Works from that suite were shown in New York City, Tanksley’s hometown of Pittsburgh, Eatonville, Fla. (where Hurston grew up), and other stops, before the artist, who thinks of the pieces as a single work, archived it.

When Avisca Fine Art Gallery found out that the National Black Arts Festival fine art fair was canceled this year, the gallery representing artists of African and Caribbean descent decided to stage a special show in its space just off the Marietta Square.

They turned to Tanksley, who suggested showing the Hurston works one final time.

“It speaks to the time we’re in very definitely,” she says. “Her’s are stories that need to be told over and over again.”

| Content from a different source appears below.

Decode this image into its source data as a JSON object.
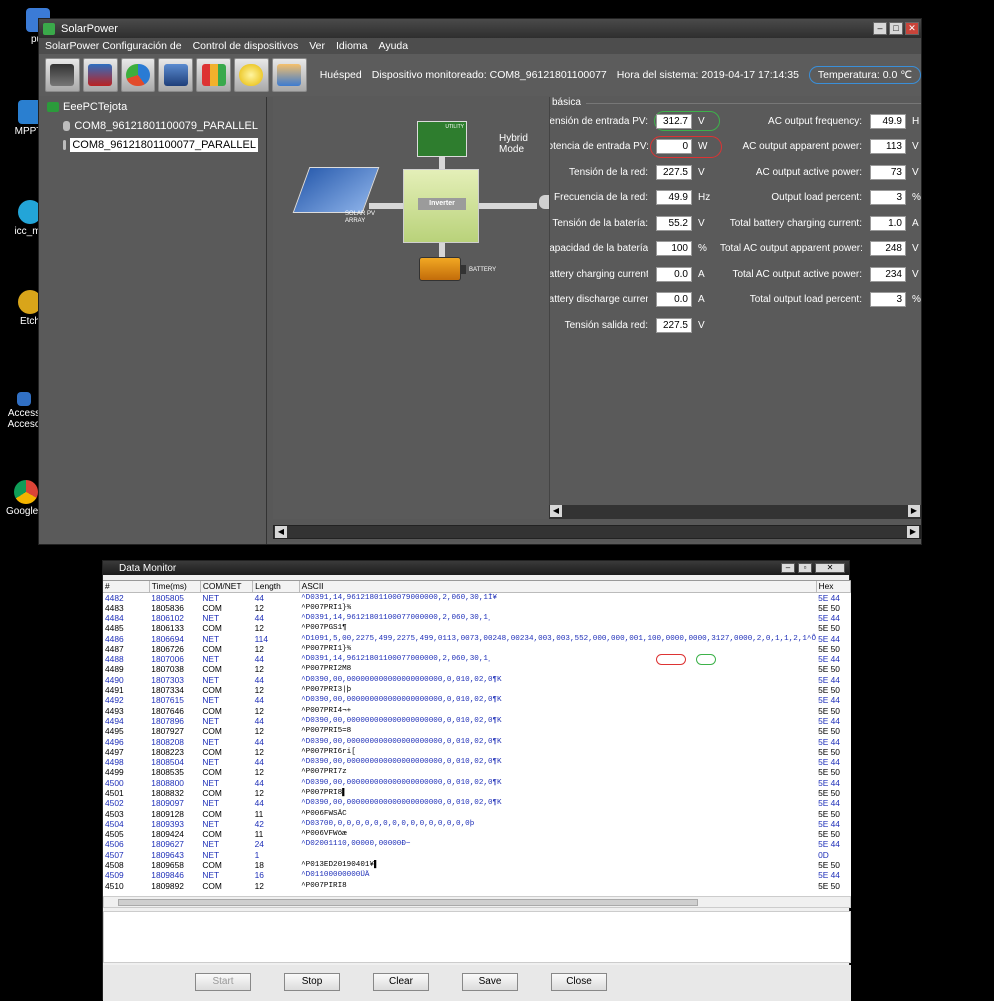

The black and white images range from the joyous woman whose arms flung high become branches in “Oh to Be a Pear Tree,” to the moonlit embrace of monumental male and female figures in “In Love,” to the magical realism-inspired “Bob Comes Back,” in which two cats dwarf a man and woman in front of their simple homestead.

Tanksley re-created the latter image in 1991 in a hand-colored transfer drawing. It’s among three large-format hand-colored prints and five oils inspired by Hurston included in the exhibit.

Tanksley has traveled to many countries touched by the slave trade and many nations where Hurston herself studied, including Haiti, where “I could feel her having been there,” she says.

But thinking back, Tanksley feels much earlier connections, including the apple tree in her childhood yard that she climbed to “take refuge.” Hurston had her own Chinaberry tree escape. That too became a print, which Tanksley titled “Out on a Limb.”


“Ann Tanksley: Images of Zora”

Opening reception (with artist present), 6-10 p.m. Friday at Avisca Fine Art Gallery, 507 Roswell St., Marietta. Through Aug. 23. Artist talk, 3-5 p.m. Saturday. Gallery hours: noon-6 p.m. Tuesdays-Saturdays. 770-977-2732,